Martin Chemnitz (November 9, 1522 – April 8, 1586) was an eminent second-generation German Lutheran theologian, reformer, churchman, and confessor. In the Lutheran tradition he is known as Alter Martinus, the “Second Martin”:
Si Martinus non fuisset, Martinus vix stetisset “If Martin had not come along, Martin Luther would hardly have survived”) goes a common saying concerning him. He is commemorated as a pastor and confessor in the Lutheran Service Book of the Lutheran Church – Missouri Synod on November 9..
hemnitz, born in Treuenbrietzen in Brandenburg to Paul and Euphemia Chemnitz, was the last of three children.. His older siblings’ names were Matthew and Ursula. His father was a successful merchant who died when Martin was eleven: thereafter, the family suffered from financial difficulties.
When he was old enough, Martin matriculated in Magdeburg. Upon completion of the course work, he became a weaver’s apprentice. He helped his family with its clothing business for the next few years.
When he was 20, he resumed his education at the University of Frankfurt (Oder). He remained in school until his finances were exhausted; he then took a teaching job in the town of Wriezen, supplementing his income by collecting the local sales tax on fish.
His time at Frankfurt gave him the basic tools to continue his education on his own, researching areas in which he was interested and applying his naturally inquisitive mind to problems that others had worried over in the past.
In 1545 Chemnitz accompanied his cousin Georg Sabinus to school in Wittenberg (1545–47), where he studied under Martin Luther and Philipp Melanchthon. From Melanchthon he learned to shape his theological education, beginning with the difference between “law” and “gospel”.
In Chemnitz’s words, though he heard Luther lecture often, he “did not pay Luther the attention he should have.” (cf. Autobiography) Because of Luther’s death and political events, Chemnitz transferred to the University of Königsberg (1547–48).

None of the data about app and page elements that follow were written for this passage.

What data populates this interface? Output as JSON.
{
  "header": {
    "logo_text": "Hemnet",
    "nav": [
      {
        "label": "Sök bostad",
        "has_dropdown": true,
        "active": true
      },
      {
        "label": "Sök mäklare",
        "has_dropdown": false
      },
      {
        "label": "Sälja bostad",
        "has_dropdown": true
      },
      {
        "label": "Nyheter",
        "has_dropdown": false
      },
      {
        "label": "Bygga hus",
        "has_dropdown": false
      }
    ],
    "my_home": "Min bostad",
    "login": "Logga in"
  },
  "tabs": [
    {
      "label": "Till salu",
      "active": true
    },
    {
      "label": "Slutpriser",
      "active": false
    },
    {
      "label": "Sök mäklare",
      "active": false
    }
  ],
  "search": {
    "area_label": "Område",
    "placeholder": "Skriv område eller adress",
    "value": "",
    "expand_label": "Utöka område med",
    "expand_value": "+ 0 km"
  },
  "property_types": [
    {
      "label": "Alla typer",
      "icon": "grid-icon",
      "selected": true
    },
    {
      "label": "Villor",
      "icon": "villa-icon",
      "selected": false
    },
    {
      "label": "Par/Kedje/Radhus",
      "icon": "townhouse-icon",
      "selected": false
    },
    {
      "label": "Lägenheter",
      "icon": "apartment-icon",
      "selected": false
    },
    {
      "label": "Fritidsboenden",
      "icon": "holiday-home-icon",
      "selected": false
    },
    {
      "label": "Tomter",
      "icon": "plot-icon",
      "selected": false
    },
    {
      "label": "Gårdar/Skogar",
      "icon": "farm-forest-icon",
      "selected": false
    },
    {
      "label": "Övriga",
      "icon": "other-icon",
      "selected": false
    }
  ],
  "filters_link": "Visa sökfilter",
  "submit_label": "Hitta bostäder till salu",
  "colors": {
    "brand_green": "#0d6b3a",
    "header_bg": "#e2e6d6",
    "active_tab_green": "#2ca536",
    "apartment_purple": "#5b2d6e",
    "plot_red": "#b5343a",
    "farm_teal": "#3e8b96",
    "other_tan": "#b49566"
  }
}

Chemnitz graduated in the first class with a Master of Arts degree (1548). However, a plague soon infested the town of Königsberg, so Chemnitz left quickly for Saalfeld. When he judged it safe, Chemnitz returned to Königsberg in 1550, employed by Albert, Duke of Prussia, as the court librarian. In return for caring for the library and teaching a few courses as a tutor, he had unrestricted access to what was then considered one of the finest libraries in Europe.
For the first time Chemnitz applied himself completely to theological study. During these years his interest shifted from astrology, which he had studied in Magdeburg, to theology. He began his own course of study by carefully working through the Bible in the original languages with the goal of answering questions that had previously puzzled him.
When he felt ready to move on, he turned his attention to the early theologians of the church, whose writings he read slowly and carefully. Then he turned to current theological concerns, again reading slowly while painstakingly making copious notes. This early method of Lutheran scholastic self-study had been suggested by Melanchthon (cf. Autobiography).
Chemnitz moved back to Wittenberg in 1553 as a guest of Melanchthon. In January 1554 he joined the Wittenberg University faculty.
He lectured on Melanchthon’s Loci Communes, from which lectures he compiled his own Loci Theologici, a system of theology. He was ordained to the ministry on November 25, 1554 by Johannes Bugenhagen, and became co-adjutor of Joachim Mörlin, who was ecclesiastical superintendent for the duchy of Brunswick-Wolfenbüttel.
When Mörlin resigned in 1567, Chemnitz became his successor; he held the post for the rest of his life.
Through his leadership, Brunswick-Wolfenbüttel was brought firmly into Lutheranism. There he helped his prince, Duke Julius of Brunswick-Wolfenbüttel, establish the University of Helmstedt (1575–76).
With Jakob Andreae, David Chytraeus, Nicholas Selnecker, Andrew Musculus and others, Chemnitz took part in a centrist movement that brought agreement among German Lutherans in the writing and publication of the Formula of Concord (1577), of which Chemnitz is one of the primary authors.
He was instrumental in the publication of the definitive Book of Concord in 1580, the doctrinal standard of the Lutheran Church. Other major works are Examen Concilii Tridentini (Examination of the Council of Trent) and De Duabis Naturis in Christo (On the Two Natures in Christ).
These works demonstrate Martin Chemnitz’s abilities as a biblical, doctrinal and historical theologian in the orthodox Lutheran tradition. He died in Braunschweig.